▶ Problem to work on
All of the records below are to be copied exactly.

***** Records shown

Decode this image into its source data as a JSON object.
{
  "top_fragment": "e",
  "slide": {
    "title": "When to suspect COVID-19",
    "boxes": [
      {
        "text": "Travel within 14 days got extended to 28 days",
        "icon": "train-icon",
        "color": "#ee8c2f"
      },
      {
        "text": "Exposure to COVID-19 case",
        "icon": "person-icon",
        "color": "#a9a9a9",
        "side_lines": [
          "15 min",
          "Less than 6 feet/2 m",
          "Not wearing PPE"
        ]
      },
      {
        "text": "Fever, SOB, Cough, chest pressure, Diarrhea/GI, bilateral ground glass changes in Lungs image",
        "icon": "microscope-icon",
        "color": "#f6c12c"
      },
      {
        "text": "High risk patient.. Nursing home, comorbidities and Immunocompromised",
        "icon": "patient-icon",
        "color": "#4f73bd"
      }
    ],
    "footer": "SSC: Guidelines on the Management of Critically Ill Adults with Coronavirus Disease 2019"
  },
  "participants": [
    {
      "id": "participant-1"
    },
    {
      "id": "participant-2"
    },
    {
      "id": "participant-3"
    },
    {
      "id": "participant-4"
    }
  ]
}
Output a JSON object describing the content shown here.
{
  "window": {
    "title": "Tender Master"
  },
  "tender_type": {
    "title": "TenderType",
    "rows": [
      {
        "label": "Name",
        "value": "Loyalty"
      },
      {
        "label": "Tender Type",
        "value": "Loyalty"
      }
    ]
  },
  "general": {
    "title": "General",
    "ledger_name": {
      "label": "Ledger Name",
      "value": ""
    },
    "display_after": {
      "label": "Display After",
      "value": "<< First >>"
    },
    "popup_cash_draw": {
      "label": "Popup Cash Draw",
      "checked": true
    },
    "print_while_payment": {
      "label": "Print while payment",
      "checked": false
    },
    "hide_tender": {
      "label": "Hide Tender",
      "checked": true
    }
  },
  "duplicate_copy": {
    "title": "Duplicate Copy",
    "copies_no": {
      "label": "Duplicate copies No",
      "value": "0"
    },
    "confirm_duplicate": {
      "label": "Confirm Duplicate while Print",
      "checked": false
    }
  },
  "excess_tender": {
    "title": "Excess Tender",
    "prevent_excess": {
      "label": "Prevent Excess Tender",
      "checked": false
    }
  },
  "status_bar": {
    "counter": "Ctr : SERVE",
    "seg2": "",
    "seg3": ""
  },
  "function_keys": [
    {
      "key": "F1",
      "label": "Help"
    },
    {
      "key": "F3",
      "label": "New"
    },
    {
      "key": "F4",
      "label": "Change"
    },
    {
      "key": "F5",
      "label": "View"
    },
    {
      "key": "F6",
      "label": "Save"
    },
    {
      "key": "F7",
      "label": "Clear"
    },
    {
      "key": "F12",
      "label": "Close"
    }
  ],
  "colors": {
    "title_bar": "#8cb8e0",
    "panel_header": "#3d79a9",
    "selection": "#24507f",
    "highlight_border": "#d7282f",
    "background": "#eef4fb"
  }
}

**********

▶ Your solution
Decode this image into its source data as a JSON object.
{
  "top_fragment": "e",
  "slide": {
    "title": "When to suspect COVID-19",
    "boxes": [
      {
        "text": "Travel within 14 days got extended to 28 days",
        "icon": "train-icon",
        "color": "#ee8c2f"
      },
      {
        "text": "Exposure to COVID-19 case",
        "icon": "person-icon",
        "color": "#a9a9a9",
        "side_lines": [
          "15 min",
          "Less than 6 feet/2 m",
          "Not wearing PPE"
        ]
      },
      {
        "text": "Fever, SOB, Cough, chest pressure, Diarrhea/GI, bilateral ground glass changes in Lungs image",
        "icon": "microscope-icon",
        "color": "#f6c12c"
      },
      {
        "text": "High risk patient.. Nursing home, comorbidities and Immunocompromised",
        "icon": "patient-icon",
        "color": "#4f73bd"
      }
    ],
    "footer": "SSC: Guidelines on the Management of Critically Ill Adults with Coronavirus Disease 2019"
  },
  "participants": [
    {
      "id": "participant-1"
    },
    {
      "id": "participant-2"
    },
    {
      "id": "participant-3"
    },
    {
      "id": "participant-4"
    }
  ]
}
Output a JSON object describing the content shown here.
{
  "window": {
    "title": "Tender Master"
  },
  "tender_type": {
    "title": "TenderType",
    "rows": [
      {
        "label": "Name",
        "value": "Loyalty"
      },
      {
        "label": "Tender Type",
        "value": "Loyalty"
      }
    ]
  },
  "general": {
    "title": "General",
    "ledger_name": {
      "label": "Ledger Name",
      "value": ""
    },
    "display_after": {
      "label": "Display After",
      "value": "<< First >>"
    },
    "popup_cash_draw": {
      "label": "Popup Cash Draw",
      "checked": true
    },
    "print_while_payment": {
      "label": "Print while payment",
      "checked": false
    },
    "hide_tender": {
      "label": "Hide Tender",
      "checked": true
    }
  },
  "duplicate_copy": {
    "title": "Duplicate Copy",
    "copies_no": {
      "label": "Duplicate copies No",
      "value": "0"
    },
    "confirm_duplicate": {
      "label": "Confirm Duplicate while Print",
      "checked": false
    }
  },
  "excess_tender": {
    "title": "Excess Tender",
    "prevent_excess": {
      "label": "Prevent Excess Tender",
      "checked": false
    }
  },
  "status_bar": {
    "counter": "Ctr : SERVE",
    "seg2": "",
    "seg3": ""
  },
  "function_keys": [
    {
      "key": "F1",
      "label": "Help"
    },
    {
      "key": "F3",
      "label": "New"
    },
    {
      "key": "F4",
      "label": "Change"
    },
    {
      "key": "F5",
      "label": "View"
    },
    {
      "key": "F6",
      "label": "Save"
    },
    {
      "key": "F7",
      "label": "Clear"
    },
    {
      "key": "F12",
      "label": "Close"
    }
  ],
  "colors": {
    "title_bar": "#8cb8e0",
    "panel_header": "#3d79a9",
    "selection": "#24507f",
    "highlight_border": "#d7282f",
    "background": "#eef4fb"
  }
}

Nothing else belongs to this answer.